* **Aim of the task**: Only the lines from the one containing "What data populates" through the end of the entries are wanted, retyped exactly and without pictures.

* **Data supplied**:
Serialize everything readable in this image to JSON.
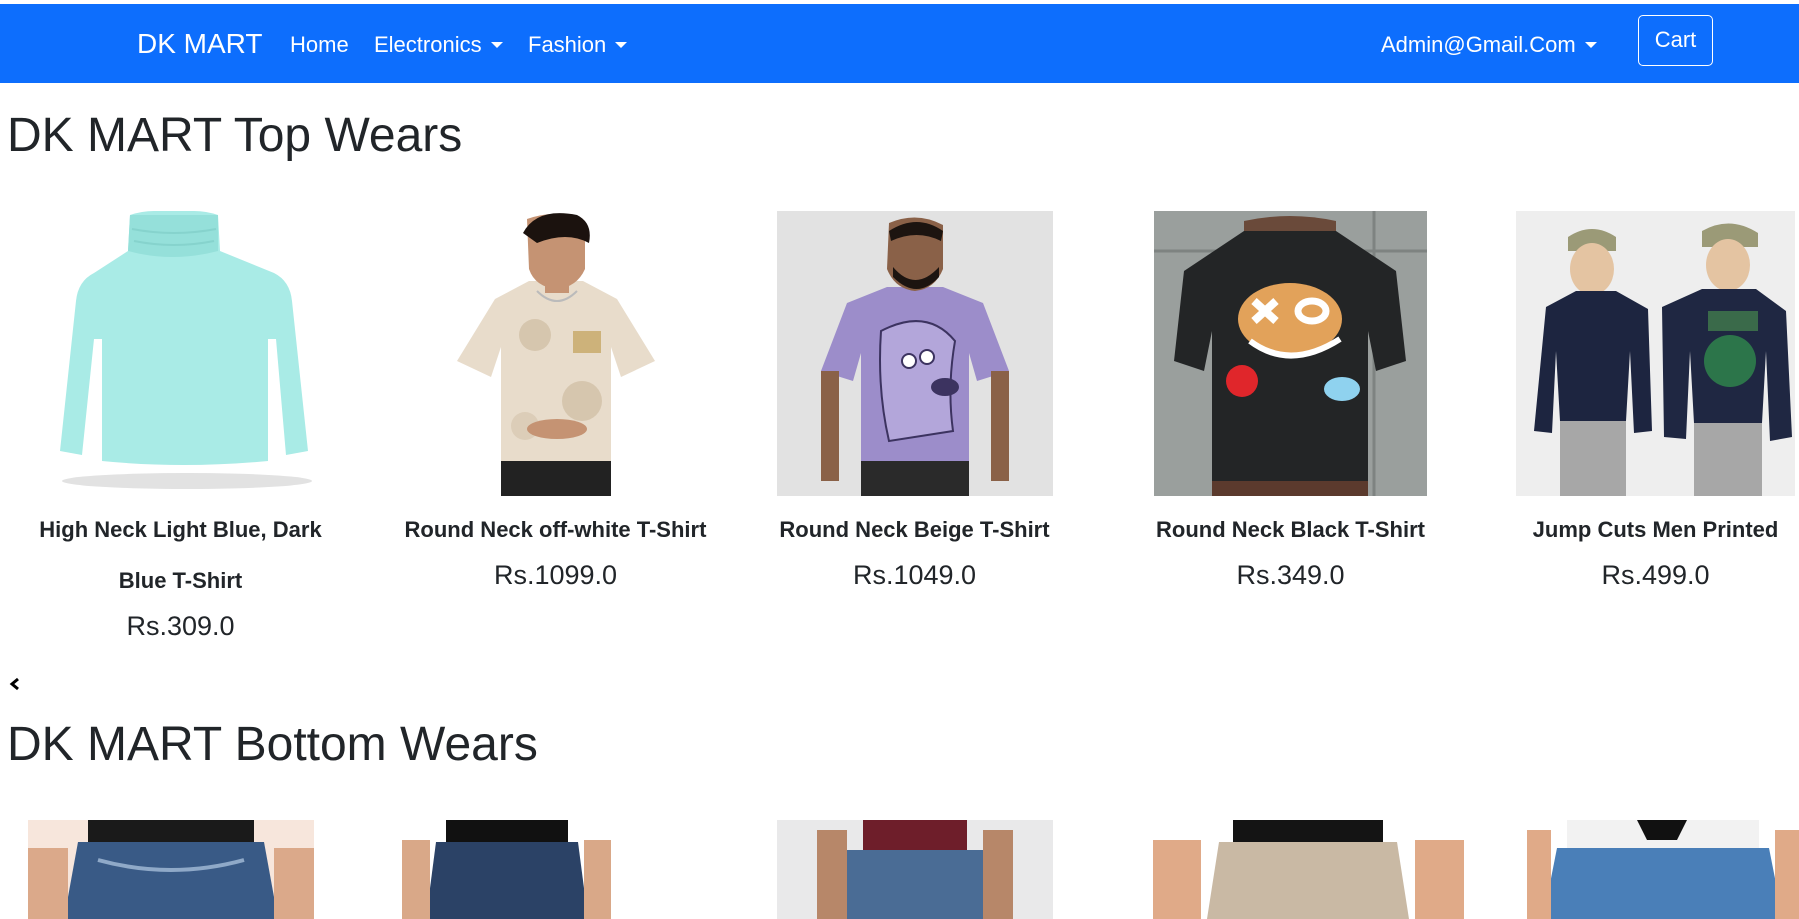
{
  "navbar": {
    "brand": "DK MART",
    "links": [
      {
        "label": "Home",
        "dropdown": false
      },
      {
        "label": "Electronics",
        "dropdown": true
      },
      {
        "label": "Fashion",
        "dropdown": true
      }
    ],
    "account": "Admin@Gmail.Com",
    "cart_label": "Cart",
    "color": "#0d6efd"
  },
  "sections": [
    {
      "title": "DK MART Top Wears",
      "products": [
        {
          "name": "High Neck Light Blue, Dark Blue T-Shirt",
          "price": "Rs.309.0"
        },
        {
          "name": "Round Neck off-white T-Shirt",
          "price": "Rs.1099.0"
        },
        {
          "name": "Round Neck Beige T-Shirt",
          "price": "Rs.1049.0"
        },
        {
          "name": "Round Neck Black T-Shirt",
          "price": "Rs.349.0"
        },
        {
          "name": "Jump Cuts Men Printed",
          "price": "Rs.499.0"
        }
      ],
      "prev_icon": "chevron-left-icon"
    },
    {
      "title": "DK MART Bottom Wears"
    }
  ]
}
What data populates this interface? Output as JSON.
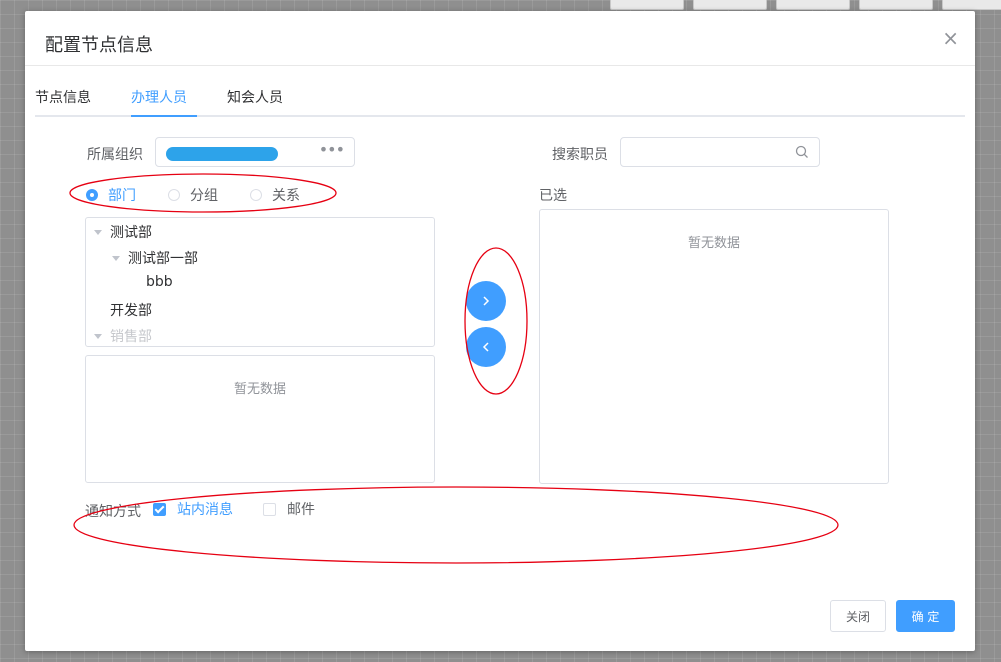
{
  "dialog": {
    "title": "配置节点信息",
    "close_glyph": "×"
  },
  "tabs": [
    {
      "label": "节点信息",
      "active": false
    },
    {
      "label": "办理人员",
      "active": true
    },
    {
      "label": "知会人员",
      "active": false
    }
  ],
  "org": {
    "label": "所属组织",
    "value": "",
    "more_glyph": "•••"
  },
  "search": {
    "label": "搜索职员",
    "placeholder": ""
  },
  "radios": [
    {
      "label": "部门",
      "selected": true
    },
    {
      "label": "分组",
      "selected": false
    },
    {
      "label": "关系",
      "selected": false
    }
  ],
  "tree": {
    "nodes": [
      {
        "label": "测试部",
        "expanded": true
      },
      {
        "label": "测试部一部",
        "expanded": true
      },
      {
        "label": "bbb"
      },
      {
        "label": "开发部"
      },
      {
        "label": "销售部",
        "expanded": true
      }
    ]
  },
  "employees": {
    "empty_text": "暂无数据"
  },
  "selected": {
    "label": "已选",
    "empty_text": "暂无数据"
  },
  "transfer": {
    "right_glyph": "chevron-right-icon",
    "left_glyph": "chevron-left-icon"
  },
  "notify": {
    "label": "通知方式",
    "options": [
      {
        "label": "站内消息",
        "checked": true
      },
      {
        "label": "邮件",
        "checked": false
      }
    ]
  },
  "footer": {
    "close_label": "关闭",
    "confirm_label": "确 定"
  },
  "colors": {
    "primary": "#409eff",
    "annotation": "#e60012",
    "mask": "#8f8f8f"
  }
}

* **Exercise solution**:
What data populates this interface? Output as JSON.
{
  "dialog": {
    "title": "配置节点信息",
    "close_glyph": "×"
  },
  "tabs": [
    {
      "label": "节点信息",
      "active": false
    },
    {
      "label": "办理人员",
      "active": true
    },
    {
      "label": "知会人员",
      "active": false
    }
  ],
  "org": {
    "label": "所属组织",
    "value": "",
    "more_glyph": "•••"
  },
  "search": {
    "label": "搜索职员",
    "placeholder": ""
  },
  "radios": [
    {
      "label": "部门",
      "selected": true
    },
    {
      "label": "分组",
      "selected": false
    },
    {
      "label": "关系",
      "selected": false
    }
  ],
  "tree": {
    "nodes": [
      {
        "label": "测试部",
        "expanded": true
      },
      {
        "label": "测试部一部",
        "expanded": true
      },
      {
        "label": "bbb"
      },
      {
        "label": "开发部"
      },
      {
        "label": "销售部",
        "expanded": true
      }
    ]
  },
  "employees": {
    "empty_text": "暂无数据"
  },
  "selected": {
    "label": "已选",
    "empty_text": "暂无数据"
  },
  "transfer": {
    "right_glyph": "chevron-right-icon",
    "left_glyph": "chevron-left-icon"
  },
  "notify": {
    "label": "通知方式",
    "options": [
      {
        "label": "站内消息",
        "checked": true
      },
      {
        "label": "邮件",
        "checked": false
      }
    ]
  },
  "footer": {
    "close_label": "关闭",
    "confirm_label": "确 定"
  },
  "colors": {
    "primary": "#409eff",
    "annotation": "#e60012",
    "mask": "#8f8f8f"
  }
}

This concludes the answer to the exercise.